60% of U.S. Prime members visited Amazon on Tuesday, and just more than half of them, 51.5%, bought something.

Amazon.com Inc. and its marketplace sellers lowered prices on thousands of products as part of Prime Day on Tuesday, and both Prime customers and prospective Prime members thought the deals were “OK” or “pretty good.”

Non-Prime shoppers were more impressed with the Prime Day deals they encountered than Prime customers, according to the results of an Internet Retailers survey of 203 U.S. online shoppers fielded in the 24 hours after Prime Day. 60% of consumers who are not members of Amazon Prime but visited Amazon on July 12 said the deals they found were “pretty good,” and 20% characterized them as “OK.”

Prime members were less impressed with what they found: 30% said “pretty good” and 42% said “OK.” Despite the prevailing opinions, 52% of Prime members in the United States who visited Amazon on Tuesday bought something, the survey found, whereas 28% of non-Prime members who visited made a purchase.

Of the Prime members who made a purchase on Amazon on Prime Day, 27% say they believe they paid 11-20% less than they normally would, and 24% believe they paid 31-40% less.

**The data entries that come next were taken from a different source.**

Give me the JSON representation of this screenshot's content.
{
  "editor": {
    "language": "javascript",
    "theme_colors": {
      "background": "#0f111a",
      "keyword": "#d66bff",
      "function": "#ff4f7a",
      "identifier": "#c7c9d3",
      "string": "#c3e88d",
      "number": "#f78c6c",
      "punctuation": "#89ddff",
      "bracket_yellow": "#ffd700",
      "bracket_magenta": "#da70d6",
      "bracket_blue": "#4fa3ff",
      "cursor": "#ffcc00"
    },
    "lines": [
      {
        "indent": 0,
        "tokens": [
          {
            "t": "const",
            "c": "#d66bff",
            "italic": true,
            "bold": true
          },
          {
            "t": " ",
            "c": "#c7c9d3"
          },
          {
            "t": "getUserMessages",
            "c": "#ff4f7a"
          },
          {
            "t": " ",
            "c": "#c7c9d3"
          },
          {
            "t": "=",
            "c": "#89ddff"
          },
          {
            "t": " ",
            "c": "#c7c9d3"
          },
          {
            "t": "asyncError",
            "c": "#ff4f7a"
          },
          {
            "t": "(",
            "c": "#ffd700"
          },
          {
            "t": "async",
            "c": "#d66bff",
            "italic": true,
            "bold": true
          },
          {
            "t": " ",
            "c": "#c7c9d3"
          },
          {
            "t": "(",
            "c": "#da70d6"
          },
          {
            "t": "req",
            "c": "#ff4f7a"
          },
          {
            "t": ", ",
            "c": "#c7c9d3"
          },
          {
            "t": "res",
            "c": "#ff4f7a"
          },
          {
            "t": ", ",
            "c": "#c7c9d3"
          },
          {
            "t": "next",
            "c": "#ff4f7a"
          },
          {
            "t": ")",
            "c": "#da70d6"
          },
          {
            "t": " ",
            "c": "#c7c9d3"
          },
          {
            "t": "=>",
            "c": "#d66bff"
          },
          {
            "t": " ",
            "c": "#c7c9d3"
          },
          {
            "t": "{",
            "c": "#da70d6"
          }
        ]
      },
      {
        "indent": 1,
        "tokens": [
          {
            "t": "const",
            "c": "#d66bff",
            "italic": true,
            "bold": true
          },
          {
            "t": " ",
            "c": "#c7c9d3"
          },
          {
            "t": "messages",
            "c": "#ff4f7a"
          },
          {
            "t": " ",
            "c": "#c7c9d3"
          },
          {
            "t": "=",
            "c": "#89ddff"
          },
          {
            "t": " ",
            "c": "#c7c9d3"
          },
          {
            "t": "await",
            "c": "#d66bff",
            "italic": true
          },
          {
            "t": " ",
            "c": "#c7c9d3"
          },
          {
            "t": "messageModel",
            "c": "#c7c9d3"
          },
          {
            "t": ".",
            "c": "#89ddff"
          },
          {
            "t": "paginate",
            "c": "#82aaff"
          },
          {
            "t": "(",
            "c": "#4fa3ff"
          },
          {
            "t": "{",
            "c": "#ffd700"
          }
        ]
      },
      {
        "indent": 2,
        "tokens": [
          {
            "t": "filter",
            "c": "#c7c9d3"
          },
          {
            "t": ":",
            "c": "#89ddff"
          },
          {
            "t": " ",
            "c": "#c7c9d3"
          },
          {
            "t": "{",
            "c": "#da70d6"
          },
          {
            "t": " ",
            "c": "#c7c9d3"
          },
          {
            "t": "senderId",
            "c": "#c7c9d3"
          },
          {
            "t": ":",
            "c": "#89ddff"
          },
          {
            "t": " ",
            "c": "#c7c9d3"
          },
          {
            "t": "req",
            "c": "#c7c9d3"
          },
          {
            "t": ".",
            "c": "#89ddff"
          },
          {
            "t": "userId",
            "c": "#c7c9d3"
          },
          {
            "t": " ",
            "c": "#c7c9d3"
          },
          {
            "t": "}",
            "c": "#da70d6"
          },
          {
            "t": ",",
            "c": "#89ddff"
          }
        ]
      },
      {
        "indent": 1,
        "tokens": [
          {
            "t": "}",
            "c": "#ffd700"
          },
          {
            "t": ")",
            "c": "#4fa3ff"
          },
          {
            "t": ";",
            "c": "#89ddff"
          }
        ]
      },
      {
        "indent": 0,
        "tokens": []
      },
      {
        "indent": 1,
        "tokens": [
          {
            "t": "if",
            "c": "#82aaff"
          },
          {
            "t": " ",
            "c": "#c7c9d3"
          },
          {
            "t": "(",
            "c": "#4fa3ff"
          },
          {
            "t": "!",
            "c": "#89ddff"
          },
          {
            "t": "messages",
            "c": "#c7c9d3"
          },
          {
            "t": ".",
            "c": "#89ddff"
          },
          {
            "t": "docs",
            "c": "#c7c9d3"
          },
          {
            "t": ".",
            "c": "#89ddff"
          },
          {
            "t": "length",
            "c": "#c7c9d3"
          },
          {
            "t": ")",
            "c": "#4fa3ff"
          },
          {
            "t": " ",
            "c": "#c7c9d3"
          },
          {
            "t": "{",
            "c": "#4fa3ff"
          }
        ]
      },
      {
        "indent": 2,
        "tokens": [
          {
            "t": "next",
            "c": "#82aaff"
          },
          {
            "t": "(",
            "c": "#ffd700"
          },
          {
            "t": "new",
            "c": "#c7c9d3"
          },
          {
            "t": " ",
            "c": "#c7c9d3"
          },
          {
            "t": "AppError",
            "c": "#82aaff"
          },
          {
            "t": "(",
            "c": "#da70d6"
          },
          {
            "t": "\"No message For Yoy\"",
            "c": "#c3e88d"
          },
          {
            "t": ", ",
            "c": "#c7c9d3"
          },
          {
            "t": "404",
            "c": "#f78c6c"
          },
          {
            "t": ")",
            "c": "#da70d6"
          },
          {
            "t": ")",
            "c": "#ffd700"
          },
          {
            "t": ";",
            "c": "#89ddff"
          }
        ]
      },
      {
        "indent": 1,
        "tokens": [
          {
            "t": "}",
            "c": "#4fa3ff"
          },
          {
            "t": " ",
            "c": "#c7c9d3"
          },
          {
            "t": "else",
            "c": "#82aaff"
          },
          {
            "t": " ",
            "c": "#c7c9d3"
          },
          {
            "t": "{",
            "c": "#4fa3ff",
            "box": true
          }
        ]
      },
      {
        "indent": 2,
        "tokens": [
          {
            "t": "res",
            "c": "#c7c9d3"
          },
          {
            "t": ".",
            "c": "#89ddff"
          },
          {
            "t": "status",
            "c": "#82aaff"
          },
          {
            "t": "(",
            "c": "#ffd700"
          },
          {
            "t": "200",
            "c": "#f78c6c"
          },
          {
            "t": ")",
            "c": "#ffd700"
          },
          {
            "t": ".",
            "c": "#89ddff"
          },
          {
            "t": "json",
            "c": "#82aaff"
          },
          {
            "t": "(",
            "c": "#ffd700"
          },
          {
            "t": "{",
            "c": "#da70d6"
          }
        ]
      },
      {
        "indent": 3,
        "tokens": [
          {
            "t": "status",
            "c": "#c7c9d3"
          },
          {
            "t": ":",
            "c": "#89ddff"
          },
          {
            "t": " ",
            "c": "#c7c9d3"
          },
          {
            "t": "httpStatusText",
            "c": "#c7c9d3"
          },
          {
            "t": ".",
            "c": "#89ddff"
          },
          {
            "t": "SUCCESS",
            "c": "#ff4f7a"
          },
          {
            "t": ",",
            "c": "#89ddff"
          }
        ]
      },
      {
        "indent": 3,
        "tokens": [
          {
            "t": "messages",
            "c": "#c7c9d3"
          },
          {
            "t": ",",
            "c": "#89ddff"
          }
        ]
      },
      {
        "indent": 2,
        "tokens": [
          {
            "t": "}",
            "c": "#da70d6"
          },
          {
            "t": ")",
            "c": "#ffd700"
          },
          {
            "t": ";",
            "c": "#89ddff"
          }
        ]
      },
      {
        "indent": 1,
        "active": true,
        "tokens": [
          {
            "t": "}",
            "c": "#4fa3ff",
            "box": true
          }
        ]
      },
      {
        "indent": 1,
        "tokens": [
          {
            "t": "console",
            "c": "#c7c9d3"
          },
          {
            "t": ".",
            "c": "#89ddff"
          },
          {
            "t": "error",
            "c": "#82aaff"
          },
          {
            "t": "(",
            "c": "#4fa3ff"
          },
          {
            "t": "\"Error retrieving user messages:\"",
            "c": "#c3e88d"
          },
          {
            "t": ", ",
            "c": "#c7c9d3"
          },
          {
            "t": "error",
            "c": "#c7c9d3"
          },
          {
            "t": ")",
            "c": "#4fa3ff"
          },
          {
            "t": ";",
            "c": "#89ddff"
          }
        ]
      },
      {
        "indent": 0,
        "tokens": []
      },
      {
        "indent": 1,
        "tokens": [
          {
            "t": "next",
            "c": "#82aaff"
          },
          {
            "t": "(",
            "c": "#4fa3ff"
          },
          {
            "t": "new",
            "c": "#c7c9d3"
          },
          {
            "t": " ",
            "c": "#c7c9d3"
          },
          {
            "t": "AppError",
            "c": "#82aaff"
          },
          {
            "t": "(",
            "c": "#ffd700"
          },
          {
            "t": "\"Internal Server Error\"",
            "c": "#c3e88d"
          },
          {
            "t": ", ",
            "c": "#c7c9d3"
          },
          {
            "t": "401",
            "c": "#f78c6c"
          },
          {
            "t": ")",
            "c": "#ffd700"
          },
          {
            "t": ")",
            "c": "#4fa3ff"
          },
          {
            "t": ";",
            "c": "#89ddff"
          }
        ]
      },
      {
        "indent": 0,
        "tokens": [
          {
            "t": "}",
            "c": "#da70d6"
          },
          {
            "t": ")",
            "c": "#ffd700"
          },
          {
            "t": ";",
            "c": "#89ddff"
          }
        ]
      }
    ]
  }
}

Those discount ranges were the top two answers selected. Of the Prime members who visited but did not buy, 34% say they did not buy because prices were not low enough.

Discounts on featured products varied, with the percentage-off discounts displayed on listings in the single digits to high double digits. However at times the discount displayed to Prime members appeared to overstate the savings. For example, Amazon offered a leather-bound set of “A Game of Thrones” books as a Prime Day deal to Prime members for $24.99, and the listing stated this was 67% off. Looking more closely, the displayed discount percentage was off the $75 list price shown for that product. The regular selling price—the price a non-Prime member would pay for it—was $42.88. Comparing the Prime and non-Prime price, the savings was about 42% for Prime members. The deal sold out.


A price and selection analysis of 120 products featured as Prime Day deals shows other online retailers did not come close to matching Amazon’s pricing on those products. Amazon is No. 1 in the Internet Retailer 2016 Top 500 Guide.

Market research firm Market Track took a pricing snapshot at 10 a.m. Central and scanned the prices and availability offered online by Wal-Mart Stores Inc. (No. 4), Target Corp. (No. 22), Best Buy Co. Inc. (No. 12) and Toys R Us Inc. (No. 35). Walmart.com had 52% of the comparable SKUs in stock, and the average listing price of those products was 33% higher than the Amazon average listing price. Target.com had 29% of the comparable SKUs in stock and the average listing price was 31% higher. BestBuy.com had 24% of the SKUs and an average listing price 32% higher. ToysRUs.com had 21% of the SKUs and was priced 31% higher. Market Track used the prices displayed on the merchants’ product pages for all comparisons.

Amazon priced many of its own gadgets at the same or lower prices than it featured during the opening period of the holiday shopping season last year. The Amazon Fire TV Stick, which the e-retailer says was its best-selling device on Prime Day but doesn’t say how many it sold, was priced for Prime members at $24.99 Tuesday. The regular price is $39.99. From Nov. 20 to Black Friday (Nov. 27, 2015) Amazon sold the stick for $24.99 to all shoppers. Amazon went a little deeper with the price on its Fire TV streaming device. On Tuesday it was $30 off versus $25 off last November. The Amazon Echo—regularly $179—was $129.99 on Prime Day versus $149 on Nov. 30 (Cyber Monday).

Interestingly, Amazon essentially paid consumers to buy Dash buttons—the WiFi-connected plastic buttons that offer Prime members a screenless way to order selected goods from Amazon. On Monday and Tuesday the buttons, which normally are $4.99 each, cost 99 cents each. When consumers place their first order using the button, Amazon credits their account the $4.99 purchase price. Amazon maintained that credit for the buttons purchased on Monday and Tuesday, which means consumers who use them to buy will make $4 per button. A check of Amazon today shows that 40 of 163 branded Dash buttons Amazon has released to date are now sold out and listed as unavailable for purchase. Amazon says the most popular Dash buttons bought on Prime Day were for Cascade dishwashing detergent, Charmin toilet paper and Tide laundry detergent. All three are currently unavailable.

Read Internet Retailer’s latest Prime Day coverage here.